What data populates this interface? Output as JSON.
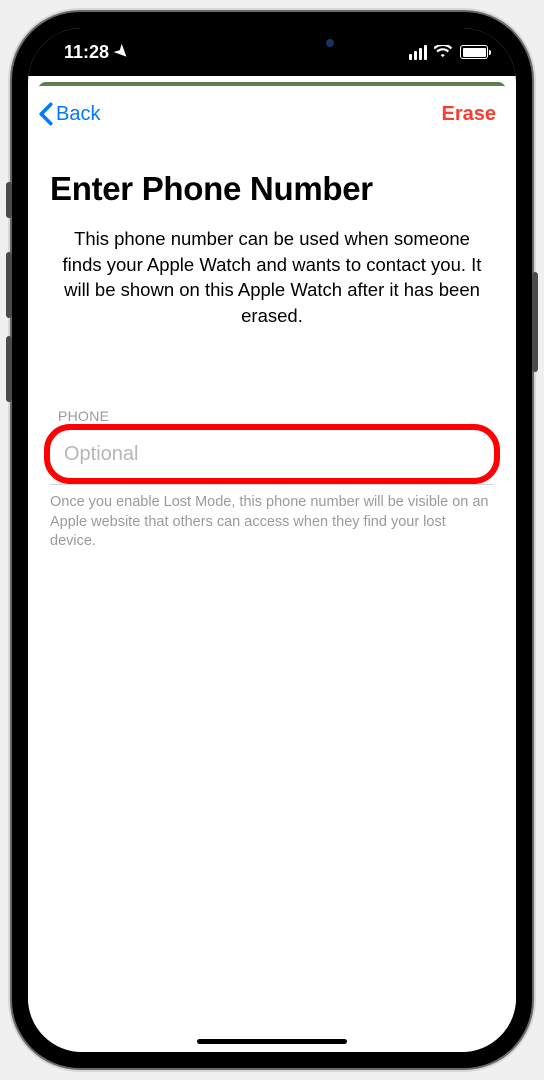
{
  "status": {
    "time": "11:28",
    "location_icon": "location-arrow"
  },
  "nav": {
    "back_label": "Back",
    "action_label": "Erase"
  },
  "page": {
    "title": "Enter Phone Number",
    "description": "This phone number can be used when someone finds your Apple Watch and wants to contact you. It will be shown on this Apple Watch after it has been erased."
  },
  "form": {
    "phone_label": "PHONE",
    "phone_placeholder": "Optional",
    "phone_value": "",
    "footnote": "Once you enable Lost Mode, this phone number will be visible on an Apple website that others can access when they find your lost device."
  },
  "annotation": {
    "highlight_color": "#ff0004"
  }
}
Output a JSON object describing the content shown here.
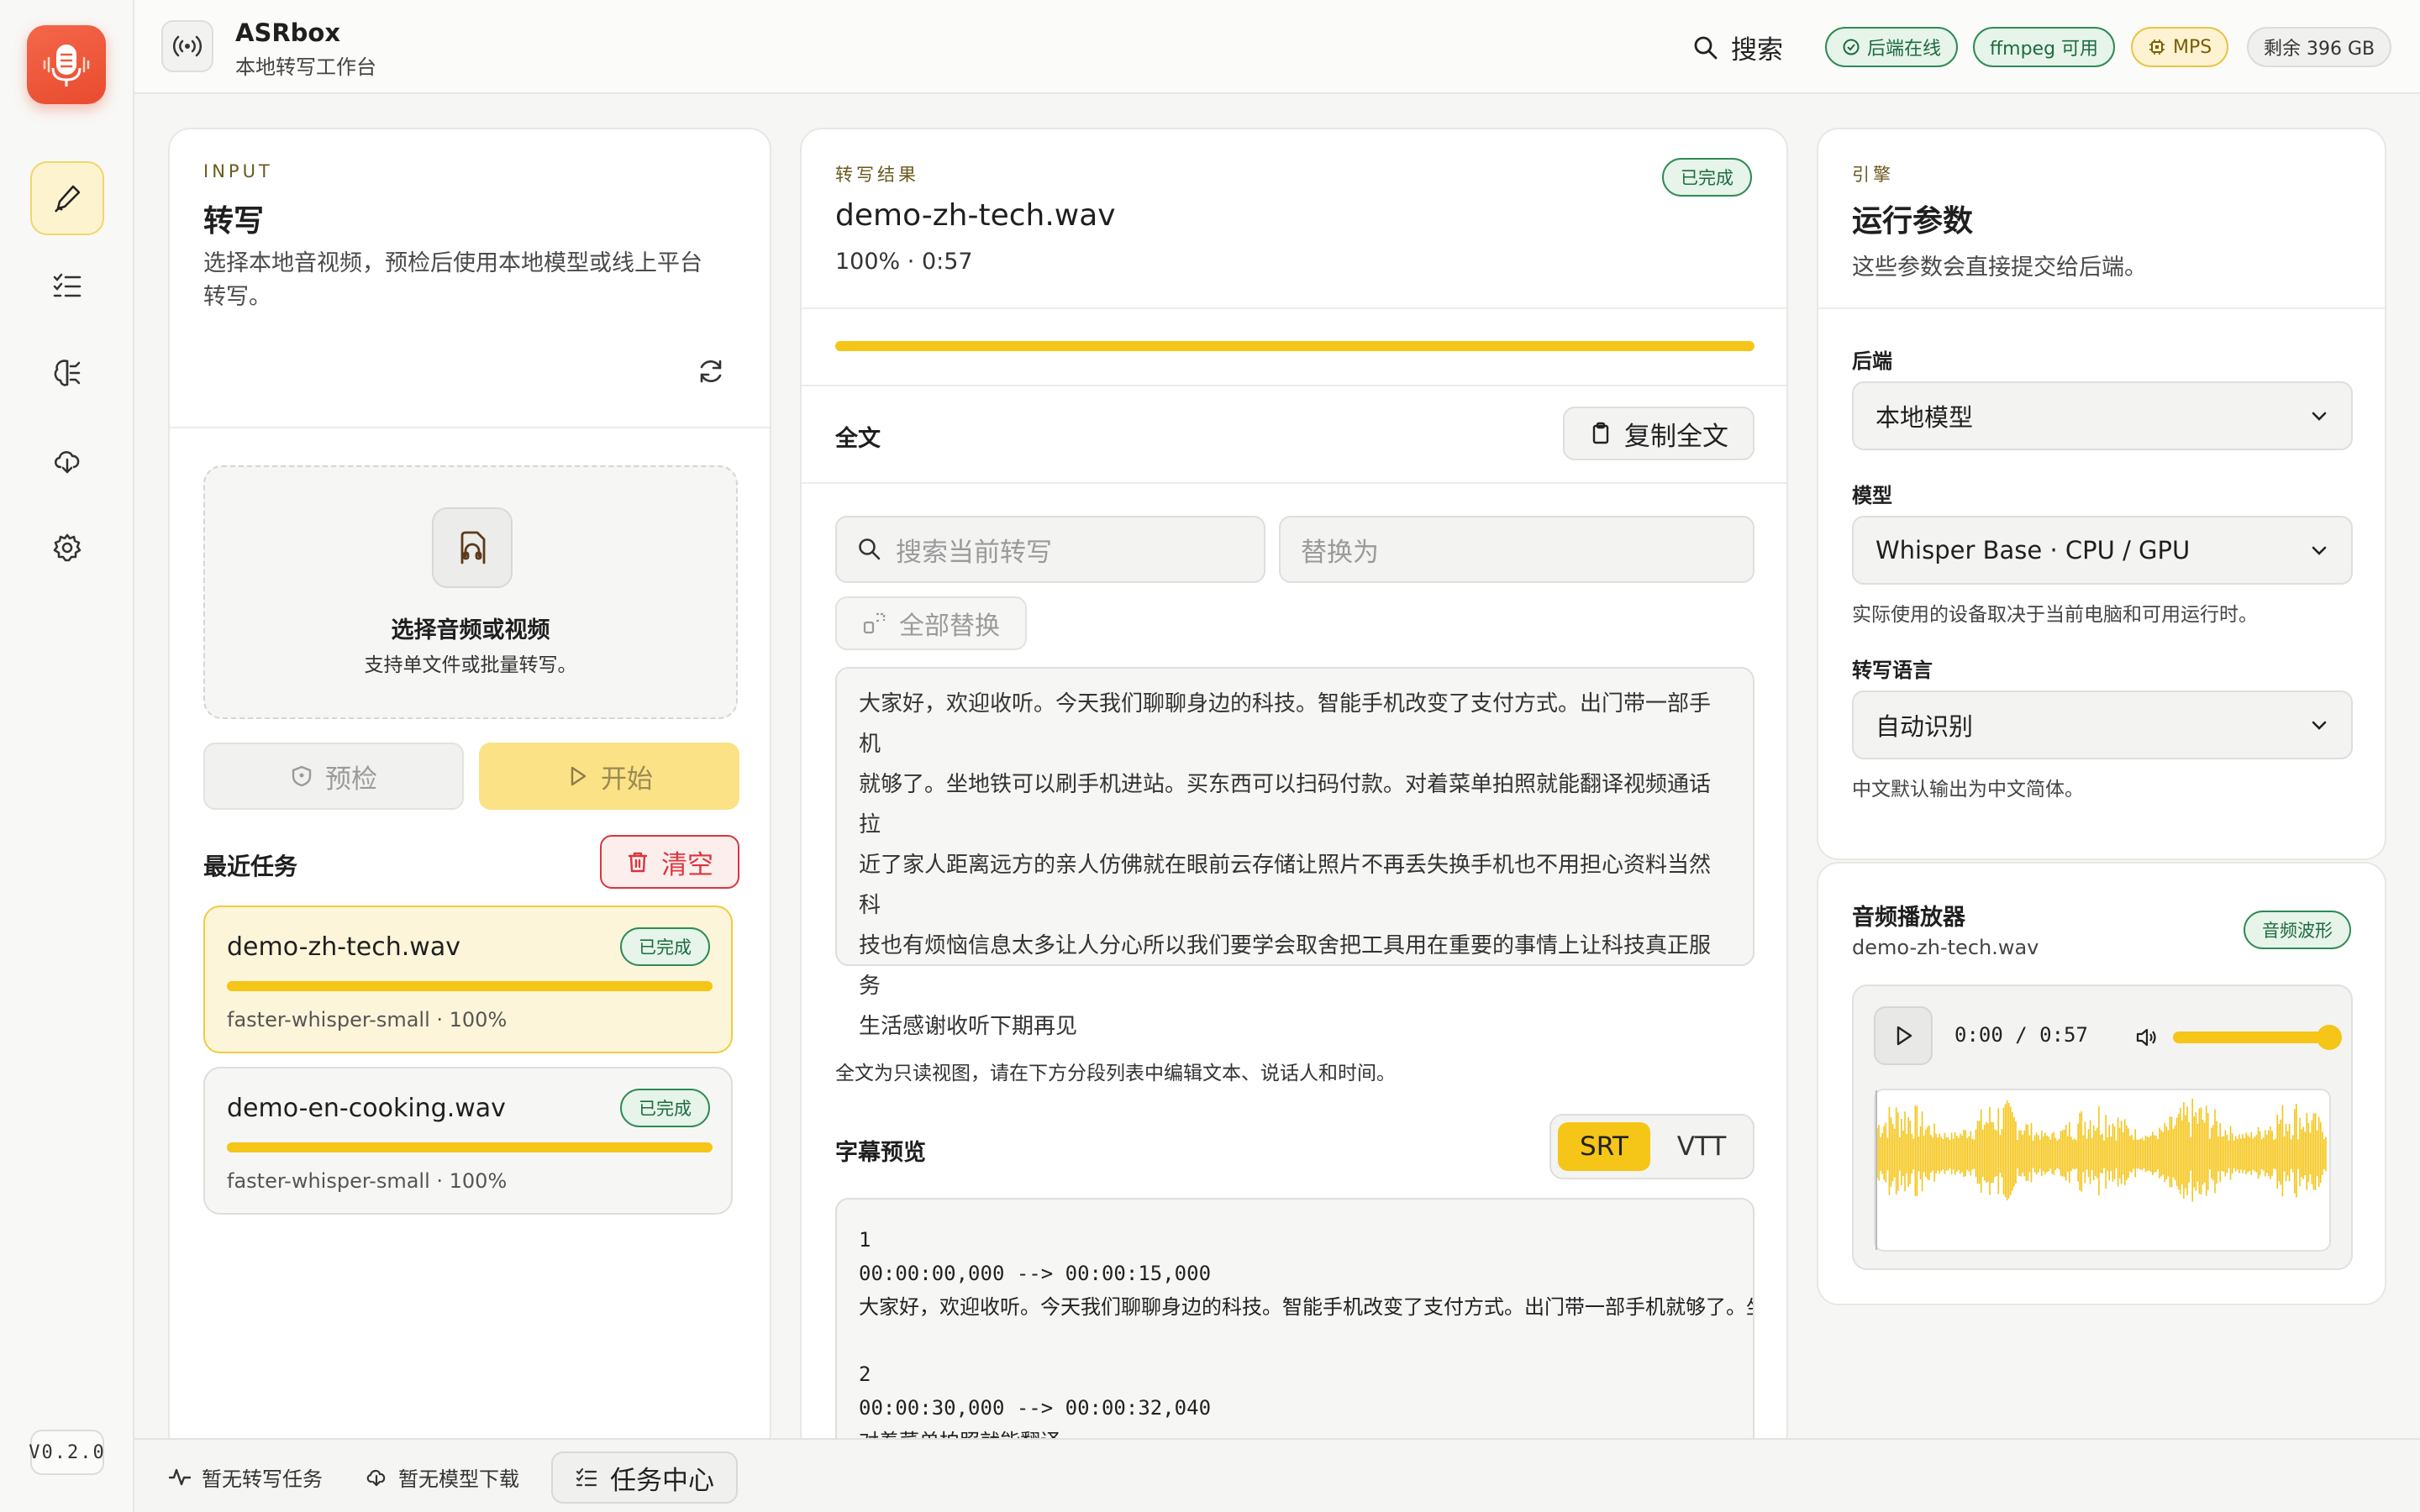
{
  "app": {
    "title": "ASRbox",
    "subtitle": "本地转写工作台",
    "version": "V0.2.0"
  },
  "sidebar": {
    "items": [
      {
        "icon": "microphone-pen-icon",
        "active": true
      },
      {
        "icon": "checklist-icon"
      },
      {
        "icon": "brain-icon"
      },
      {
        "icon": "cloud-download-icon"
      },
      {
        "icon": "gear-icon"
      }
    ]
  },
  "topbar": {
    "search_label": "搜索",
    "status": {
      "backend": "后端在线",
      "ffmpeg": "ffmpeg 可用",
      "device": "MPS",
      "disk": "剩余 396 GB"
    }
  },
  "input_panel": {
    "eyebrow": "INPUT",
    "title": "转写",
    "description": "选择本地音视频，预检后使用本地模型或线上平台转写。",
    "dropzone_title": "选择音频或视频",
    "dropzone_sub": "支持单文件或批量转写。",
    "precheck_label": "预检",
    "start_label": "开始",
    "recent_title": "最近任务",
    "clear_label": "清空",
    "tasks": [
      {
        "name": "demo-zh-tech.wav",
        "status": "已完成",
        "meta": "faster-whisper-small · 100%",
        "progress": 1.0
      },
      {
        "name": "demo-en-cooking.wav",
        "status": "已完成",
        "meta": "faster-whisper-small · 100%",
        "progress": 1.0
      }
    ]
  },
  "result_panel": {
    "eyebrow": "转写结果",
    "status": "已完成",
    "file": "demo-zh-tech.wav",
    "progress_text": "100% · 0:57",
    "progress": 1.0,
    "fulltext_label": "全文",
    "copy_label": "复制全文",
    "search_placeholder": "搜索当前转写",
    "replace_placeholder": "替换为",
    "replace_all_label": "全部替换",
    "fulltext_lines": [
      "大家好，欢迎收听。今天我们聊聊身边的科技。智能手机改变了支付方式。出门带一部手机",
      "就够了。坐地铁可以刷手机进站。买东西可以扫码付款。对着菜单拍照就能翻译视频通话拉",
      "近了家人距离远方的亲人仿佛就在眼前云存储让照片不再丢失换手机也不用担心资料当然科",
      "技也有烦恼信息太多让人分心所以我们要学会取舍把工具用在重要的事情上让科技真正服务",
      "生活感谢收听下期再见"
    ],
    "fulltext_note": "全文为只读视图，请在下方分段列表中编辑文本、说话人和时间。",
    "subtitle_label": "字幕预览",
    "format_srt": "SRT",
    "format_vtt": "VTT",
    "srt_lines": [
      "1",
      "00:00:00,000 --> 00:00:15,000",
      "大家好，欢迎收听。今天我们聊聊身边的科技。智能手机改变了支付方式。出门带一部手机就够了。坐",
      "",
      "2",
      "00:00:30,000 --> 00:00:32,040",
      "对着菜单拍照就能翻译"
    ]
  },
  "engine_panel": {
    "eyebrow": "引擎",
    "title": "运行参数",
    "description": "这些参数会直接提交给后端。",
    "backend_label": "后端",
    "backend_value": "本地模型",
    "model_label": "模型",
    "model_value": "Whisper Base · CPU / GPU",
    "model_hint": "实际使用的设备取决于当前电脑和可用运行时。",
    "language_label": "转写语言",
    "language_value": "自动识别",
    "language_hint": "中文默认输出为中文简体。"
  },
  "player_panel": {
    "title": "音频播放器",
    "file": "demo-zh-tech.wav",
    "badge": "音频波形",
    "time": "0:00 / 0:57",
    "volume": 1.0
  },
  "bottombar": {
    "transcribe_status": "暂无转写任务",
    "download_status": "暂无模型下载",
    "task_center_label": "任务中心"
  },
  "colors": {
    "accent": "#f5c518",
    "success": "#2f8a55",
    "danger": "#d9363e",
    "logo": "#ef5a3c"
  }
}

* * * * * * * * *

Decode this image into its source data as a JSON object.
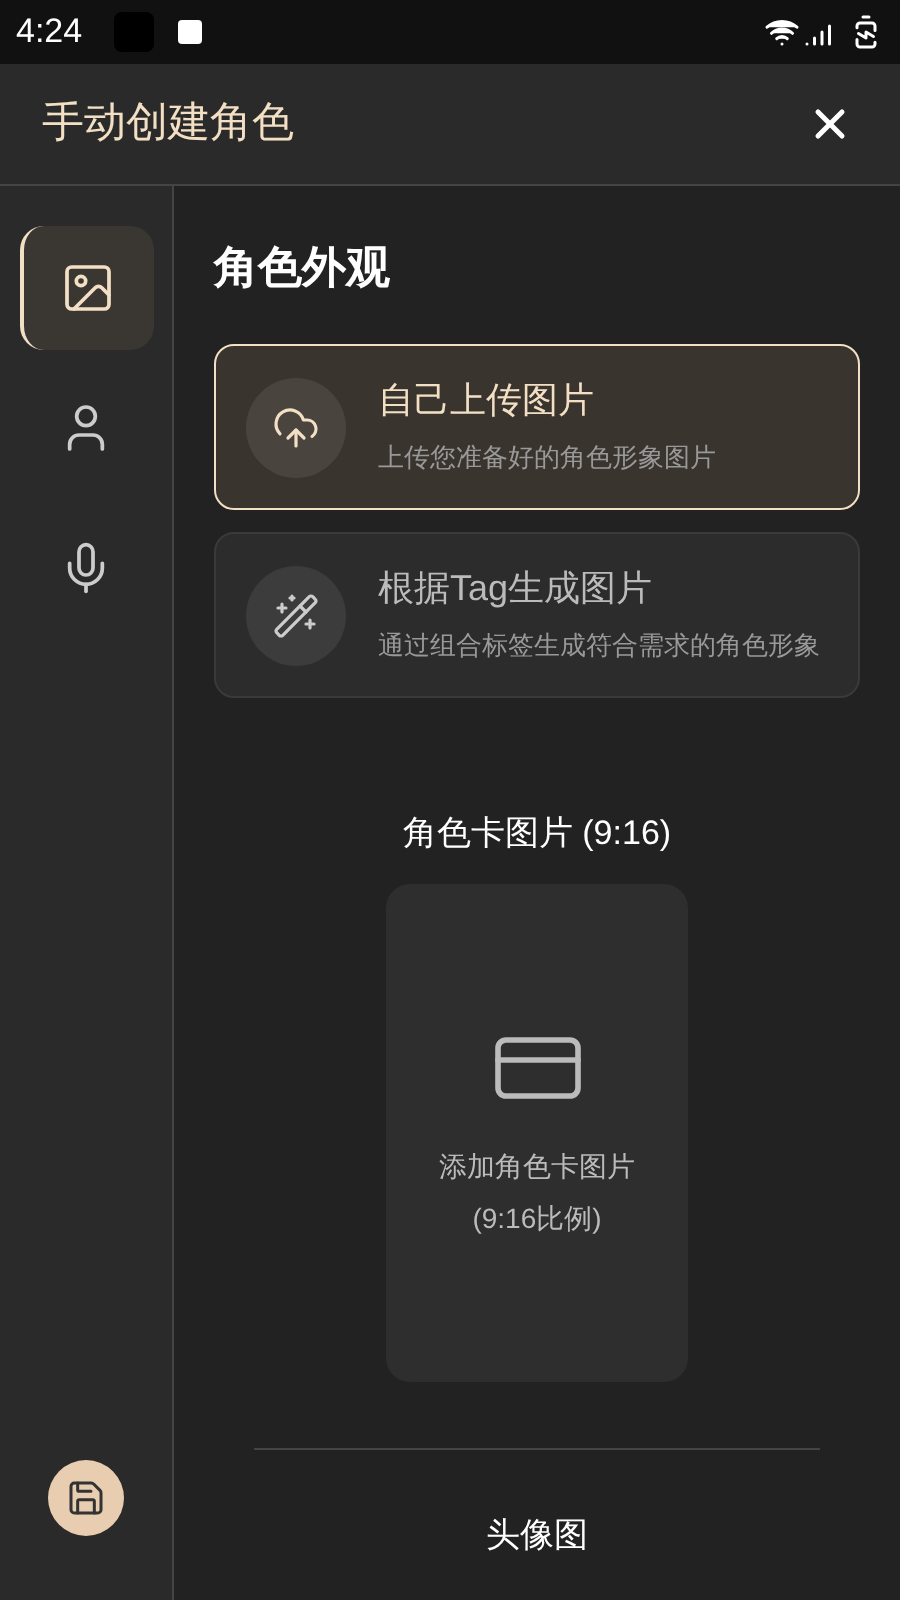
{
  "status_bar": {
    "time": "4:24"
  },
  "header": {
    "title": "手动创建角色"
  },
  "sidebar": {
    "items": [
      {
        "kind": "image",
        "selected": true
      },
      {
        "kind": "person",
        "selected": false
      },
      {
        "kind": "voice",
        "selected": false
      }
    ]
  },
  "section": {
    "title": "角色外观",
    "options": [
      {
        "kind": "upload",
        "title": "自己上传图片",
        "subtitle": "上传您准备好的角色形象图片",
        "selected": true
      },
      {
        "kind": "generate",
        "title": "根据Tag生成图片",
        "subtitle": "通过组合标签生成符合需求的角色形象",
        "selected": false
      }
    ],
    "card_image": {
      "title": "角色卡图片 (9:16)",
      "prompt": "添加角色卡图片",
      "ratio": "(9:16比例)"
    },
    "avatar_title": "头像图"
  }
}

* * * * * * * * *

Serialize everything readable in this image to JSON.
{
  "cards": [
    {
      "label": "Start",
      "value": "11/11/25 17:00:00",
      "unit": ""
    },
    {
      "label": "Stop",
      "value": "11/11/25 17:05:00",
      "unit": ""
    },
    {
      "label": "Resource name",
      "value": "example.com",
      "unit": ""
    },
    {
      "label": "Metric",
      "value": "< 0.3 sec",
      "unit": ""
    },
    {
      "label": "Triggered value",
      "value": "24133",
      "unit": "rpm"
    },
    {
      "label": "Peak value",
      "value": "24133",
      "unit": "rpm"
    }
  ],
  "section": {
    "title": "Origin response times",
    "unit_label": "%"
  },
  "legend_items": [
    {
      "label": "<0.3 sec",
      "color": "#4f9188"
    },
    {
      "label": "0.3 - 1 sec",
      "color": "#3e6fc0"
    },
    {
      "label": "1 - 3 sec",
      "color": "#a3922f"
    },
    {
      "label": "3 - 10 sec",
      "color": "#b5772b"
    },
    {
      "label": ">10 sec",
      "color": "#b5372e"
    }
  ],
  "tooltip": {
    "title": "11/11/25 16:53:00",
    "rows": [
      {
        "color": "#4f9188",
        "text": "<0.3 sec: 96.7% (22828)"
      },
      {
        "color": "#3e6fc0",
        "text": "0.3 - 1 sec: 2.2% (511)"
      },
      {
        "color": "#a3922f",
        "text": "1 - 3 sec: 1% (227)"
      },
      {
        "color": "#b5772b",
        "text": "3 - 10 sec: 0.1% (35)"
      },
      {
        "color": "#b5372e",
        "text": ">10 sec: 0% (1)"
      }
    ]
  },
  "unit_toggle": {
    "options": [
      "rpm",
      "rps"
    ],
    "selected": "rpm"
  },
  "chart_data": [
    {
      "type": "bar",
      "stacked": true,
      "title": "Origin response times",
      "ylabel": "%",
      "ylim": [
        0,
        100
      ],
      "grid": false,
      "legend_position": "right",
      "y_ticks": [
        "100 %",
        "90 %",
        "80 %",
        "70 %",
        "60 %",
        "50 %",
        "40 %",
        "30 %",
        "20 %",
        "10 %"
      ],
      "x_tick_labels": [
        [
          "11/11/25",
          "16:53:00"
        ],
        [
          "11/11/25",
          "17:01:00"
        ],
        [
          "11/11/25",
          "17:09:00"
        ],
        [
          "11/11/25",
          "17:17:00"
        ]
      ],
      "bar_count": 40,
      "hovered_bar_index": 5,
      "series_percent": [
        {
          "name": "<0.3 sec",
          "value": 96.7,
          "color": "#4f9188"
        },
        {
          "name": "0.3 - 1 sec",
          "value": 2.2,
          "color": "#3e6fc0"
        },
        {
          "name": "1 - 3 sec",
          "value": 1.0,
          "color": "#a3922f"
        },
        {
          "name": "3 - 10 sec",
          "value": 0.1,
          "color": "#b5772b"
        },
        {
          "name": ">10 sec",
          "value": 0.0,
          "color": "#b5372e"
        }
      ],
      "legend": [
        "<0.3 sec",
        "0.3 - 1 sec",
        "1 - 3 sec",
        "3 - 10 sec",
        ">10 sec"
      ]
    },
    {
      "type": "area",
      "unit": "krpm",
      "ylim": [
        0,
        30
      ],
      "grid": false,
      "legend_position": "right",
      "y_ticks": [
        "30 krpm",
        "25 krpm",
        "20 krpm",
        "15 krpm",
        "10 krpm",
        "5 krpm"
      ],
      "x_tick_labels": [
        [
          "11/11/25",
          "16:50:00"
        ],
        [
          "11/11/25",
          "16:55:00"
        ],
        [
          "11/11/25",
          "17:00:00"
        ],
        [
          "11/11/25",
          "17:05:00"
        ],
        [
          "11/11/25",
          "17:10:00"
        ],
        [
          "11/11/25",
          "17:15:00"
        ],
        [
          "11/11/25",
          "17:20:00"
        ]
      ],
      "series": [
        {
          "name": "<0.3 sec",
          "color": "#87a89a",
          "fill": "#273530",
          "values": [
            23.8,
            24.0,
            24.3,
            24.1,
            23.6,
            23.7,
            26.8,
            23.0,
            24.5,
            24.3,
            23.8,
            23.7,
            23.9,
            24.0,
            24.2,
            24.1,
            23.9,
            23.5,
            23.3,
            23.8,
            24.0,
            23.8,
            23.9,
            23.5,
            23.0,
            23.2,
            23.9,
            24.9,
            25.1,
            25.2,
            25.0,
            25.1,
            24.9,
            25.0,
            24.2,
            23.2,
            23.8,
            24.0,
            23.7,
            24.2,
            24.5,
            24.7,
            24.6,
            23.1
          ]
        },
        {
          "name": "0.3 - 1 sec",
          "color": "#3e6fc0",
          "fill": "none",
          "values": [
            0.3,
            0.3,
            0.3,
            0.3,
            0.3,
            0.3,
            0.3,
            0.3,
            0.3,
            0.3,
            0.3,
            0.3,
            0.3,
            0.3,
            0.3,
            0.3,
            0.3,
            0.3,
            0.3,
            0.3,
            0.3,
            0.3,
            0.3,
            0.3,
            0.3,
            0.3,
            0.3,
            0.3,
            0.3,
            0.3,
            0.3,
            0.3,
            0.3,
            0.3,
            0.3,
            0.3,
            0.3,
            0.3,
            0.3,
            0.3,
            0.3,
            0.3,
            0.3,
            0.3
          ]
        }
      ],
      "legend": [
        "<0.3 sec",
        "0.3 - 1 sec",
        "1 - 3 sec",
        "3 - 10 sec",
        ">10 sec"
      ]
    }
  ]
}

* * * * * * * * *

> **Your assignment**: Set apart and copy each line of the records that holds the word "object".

> **Answer for this exercise**:
Output a JSON object describing the content shown here.
Decode this image into its source data as a JSON object.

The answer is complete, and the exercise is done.